It’s no secret that the prime marketing time for selling a home occurs during the first few weeks of it’s listing. Don’t just take my word for it. "Your home should be priced right from the very beginning," according to Jonathan Miller, President and co-founder of Miller Samuel Real Estate Appraisals and Consultants and author of Matrix, his blog which is "an attempt to cull together items of interest or relevance in the real estate economy." He has been compiling data on the Manhattan Real Estate market for over 20 years and the creator of the Manhattan Market Report. We asked Mr. Miller some questions about his perceptions, based on hard data, of pricing and how it affects a seller’s bottom line.
TG: Is it a misconception by sellers that listing their home at a value higher than market is a good marketing technique?
Miller: Actually, we find the strategy of listing "high" to be detrimental to the price achieved for the property. It is better to price properties closer to their current values. We define an over priced listing as a price that is more than 5% above market value.
TG: Can longevity on the market create both a stigma for the property and the Sellers?
Miller: Yes, the impression the property makes to the brokerage community is that the seller is either difficult to work with or has unrealistic expectations of value. The average days on market – defined as the number of days between the last price change (if any) to contract date – is 120-150 in a balanced market with no price appreciation.
TG: So, in your opinion, based on your knowledge of data specific to Manhattan and your expertise on trends, could we say that Sellers will see their homes sell for a lower and more significant price difference if pricing isn’t accurate?
Miller: Correct. On a simple clerical level, properties that are over priced, do not come up in a brokers listing search for their prospective buyers.
TG: Is it true that although Manhattan homes may sell faster in this market, that margins can still be affected by poor pricing strategy?

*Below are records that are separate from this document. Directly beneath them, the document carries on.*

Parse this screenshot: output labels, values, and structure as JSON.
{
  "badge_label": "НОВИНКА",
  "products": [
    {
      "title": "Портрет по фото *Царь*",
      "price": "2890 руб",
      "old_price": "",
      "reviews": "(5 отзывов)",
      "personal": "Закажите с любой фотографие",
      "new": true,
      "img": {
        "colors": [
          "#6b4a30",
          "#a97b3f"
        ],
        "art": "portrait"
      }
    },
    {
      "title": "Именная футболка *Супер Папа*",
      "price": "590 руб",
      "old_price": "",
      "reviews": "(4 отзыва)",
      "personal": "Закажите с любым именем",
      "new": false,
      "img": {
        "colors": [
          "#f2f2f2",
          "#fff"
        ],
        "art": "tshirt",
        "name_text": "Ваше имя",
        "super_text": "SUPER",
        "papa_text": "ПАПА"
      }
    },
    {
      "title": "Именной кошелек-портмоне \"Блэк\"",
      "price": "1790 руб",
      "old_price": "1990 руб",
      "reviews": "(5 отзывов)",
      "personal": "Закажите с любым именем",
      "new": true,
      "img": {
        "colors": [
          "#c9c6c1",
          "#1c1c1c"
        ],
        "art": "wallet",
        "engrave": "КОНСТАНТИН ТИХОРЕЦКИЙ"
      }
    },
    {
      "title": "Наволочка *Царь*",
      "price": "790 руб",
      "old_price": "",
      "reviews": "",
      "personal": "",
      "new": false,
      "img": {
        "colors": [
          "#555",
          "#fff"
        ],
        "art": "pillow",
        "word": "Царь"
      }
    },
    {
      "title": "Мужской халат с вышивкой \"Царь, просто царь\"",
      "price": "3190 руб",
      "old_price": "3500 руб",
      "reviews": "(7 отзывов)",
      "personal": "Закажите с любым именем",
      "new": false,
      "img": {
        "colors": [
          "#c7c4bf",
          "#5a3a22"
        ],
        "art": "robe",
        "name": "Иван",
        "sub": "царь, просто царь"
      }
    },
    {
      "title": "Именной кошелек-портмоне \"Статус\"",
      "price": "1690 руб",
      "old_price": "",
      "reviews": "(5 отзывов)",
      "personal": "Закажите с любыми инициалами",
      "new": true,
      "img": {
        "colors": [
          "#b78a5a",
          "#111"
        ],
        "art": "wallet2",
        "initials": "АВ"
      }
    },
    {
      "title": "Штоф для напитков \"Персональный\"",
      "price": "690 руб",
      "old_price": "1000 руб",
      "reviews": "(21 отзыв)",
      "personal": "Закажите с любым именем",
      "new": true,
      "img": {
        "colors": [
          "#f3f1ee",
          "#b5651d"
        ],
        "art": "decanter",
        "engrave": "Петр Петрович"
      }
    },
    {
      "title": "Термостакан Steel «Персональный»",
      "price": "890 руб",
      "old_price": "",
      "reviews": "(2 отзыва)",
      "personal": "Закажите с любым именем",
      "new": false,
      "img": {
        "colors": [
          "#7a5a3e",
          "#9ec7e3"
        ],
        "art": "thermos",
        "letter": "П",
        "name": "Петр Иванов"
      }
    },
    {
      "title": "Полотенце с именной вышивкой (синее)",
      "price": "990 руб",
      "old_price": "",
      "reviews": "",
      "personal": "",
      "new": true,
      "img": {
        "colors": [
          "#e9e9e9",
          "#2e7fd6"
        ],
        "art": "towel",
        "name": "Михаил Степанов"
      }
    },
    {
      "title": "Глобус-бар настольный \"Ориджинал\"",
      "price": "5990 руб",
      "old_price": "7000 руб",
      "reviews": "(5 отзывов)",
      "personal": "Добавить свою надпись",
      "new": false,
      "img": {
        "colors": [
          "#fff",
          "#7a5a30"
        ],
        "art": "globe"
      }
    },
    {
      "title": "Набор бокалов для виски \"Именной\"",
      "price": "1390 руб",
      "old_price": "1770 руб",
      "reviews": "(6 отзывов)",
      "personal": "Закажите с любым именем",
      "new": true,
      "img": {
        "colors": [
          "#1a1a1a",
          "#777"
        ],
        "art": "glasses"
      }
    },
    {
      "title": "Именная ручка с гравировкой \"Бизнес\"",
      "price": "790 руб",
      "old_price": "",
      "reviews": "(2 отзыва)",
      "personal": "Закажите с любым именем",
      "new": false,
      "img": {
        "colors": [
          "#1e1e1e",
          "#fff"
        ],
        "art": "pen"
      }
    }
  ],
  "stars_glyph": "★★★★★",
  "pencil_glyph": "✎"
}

Miller: Correct. It has been our experience that properties in Manhattan, priced out of sync with their value, will usually sell for less than their potential.
Further evidence that proper pricing proves a priority in procuring a purchaser at peak price. If you don’t believe me, ask Peter Piper!